County has new cyberspace address

As of Feb. 1, Pierce County has a new look and a new address in cyberspace.
The welcome mat is out, but visitors to are cautioned to watch out for stepladders and paint buckets.
“The finishing work will continue for some time on the design, services and other elements,” said Ron Klein, director of communications. “But we are proud of what has been accomplished to this point.”
Site visitors can click on and enjoy the scenery, obtain valuable information or conduct business with county offices.
“The best part is that whatever the reason for your visit, you can do it simply. The site was designed to be user friendly. From the front page and throughout the site, everything you need is at your fingertips,” Klein said.
“You type or simply click on what you’re looking for, and the information is brought to you. You don’t have to waste time searching through indexes or pages.”

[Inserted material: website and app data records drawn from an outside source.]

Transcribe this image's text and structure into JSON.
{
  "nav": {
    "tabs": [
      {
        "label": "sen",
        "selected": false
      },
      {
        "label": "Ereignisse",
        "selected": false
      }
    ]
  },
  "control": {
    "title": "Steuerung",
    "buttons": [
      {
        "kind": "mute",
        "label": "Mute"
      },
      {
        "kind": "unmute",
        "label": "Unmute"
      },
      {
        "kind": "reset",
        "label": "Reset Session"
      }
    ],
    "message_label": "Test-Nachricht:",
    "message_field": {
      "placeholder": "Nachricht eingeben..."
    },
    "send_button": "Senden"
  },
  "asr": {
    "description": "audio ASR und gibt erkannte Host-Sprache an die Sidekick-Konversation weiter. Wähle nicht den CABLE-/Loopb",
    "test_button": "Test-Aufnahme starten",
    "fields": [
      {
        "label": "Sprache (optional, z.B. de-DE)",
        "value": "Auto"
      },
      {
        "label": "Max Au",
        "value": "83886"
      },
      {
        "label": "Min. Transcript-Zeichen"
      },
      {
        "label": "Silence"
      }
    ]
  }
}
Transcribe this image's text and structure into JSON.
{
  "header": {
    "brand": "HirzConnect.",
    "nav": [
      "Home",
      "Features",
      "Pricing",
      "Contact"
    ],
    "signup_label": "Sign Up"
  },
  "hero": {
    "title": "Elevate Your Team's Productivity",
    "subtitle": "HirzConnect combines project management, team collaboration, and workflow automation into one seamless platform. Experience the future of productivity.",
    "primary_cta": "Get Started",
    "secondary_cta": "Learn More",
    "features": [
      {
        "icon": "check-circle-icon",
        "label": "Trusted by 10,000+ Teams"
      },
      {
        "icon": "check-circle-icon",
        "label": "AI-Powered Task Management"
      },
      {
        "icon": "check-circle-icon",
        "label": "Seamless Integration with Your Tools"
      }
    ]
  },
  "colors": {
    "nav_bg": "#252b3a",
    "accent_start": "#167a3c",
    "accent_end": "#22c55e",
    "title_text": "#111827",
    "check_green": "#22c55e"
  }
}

The county hired the Rusty George Design firm of Tacoma to create a new package for the site’s content. Pierce County launched the original site ( in 1995 at the Puyallup Fair’s computer technology exhibit.
Klein and his team will be working with the county’s computer technicians continually to add features and update content.
“Web sites by definition are works in progress,” he said.
The new look provides consistency throughout the site. It also is the public’s first look at the image that will brand the county as its communications are streamlined in coming months. The county’s newsletter, CountyLine, will carry a similar look starting with the February issue, for example.
What can you do on the Web site? Most visitors will be looking for information, and there is a lot of it. Whatever you want to know about Pierce County, Washington or its programs and services, Klein is betting you can find it.
You may not need to know that counties named Pierce also are located in four other states, but that’s true. You can find the information on the site. There also is information that you can use, such as that provided by the Master Gardeners Program.
You also can map your way to any address. You can apply for some building permits and pay for them online. You can check court calendars and dockets.
“Our goal is that citizens be able to do any county business online that they could do at the counter in our buildings,” said Lyn Fowler, outreach and education manager.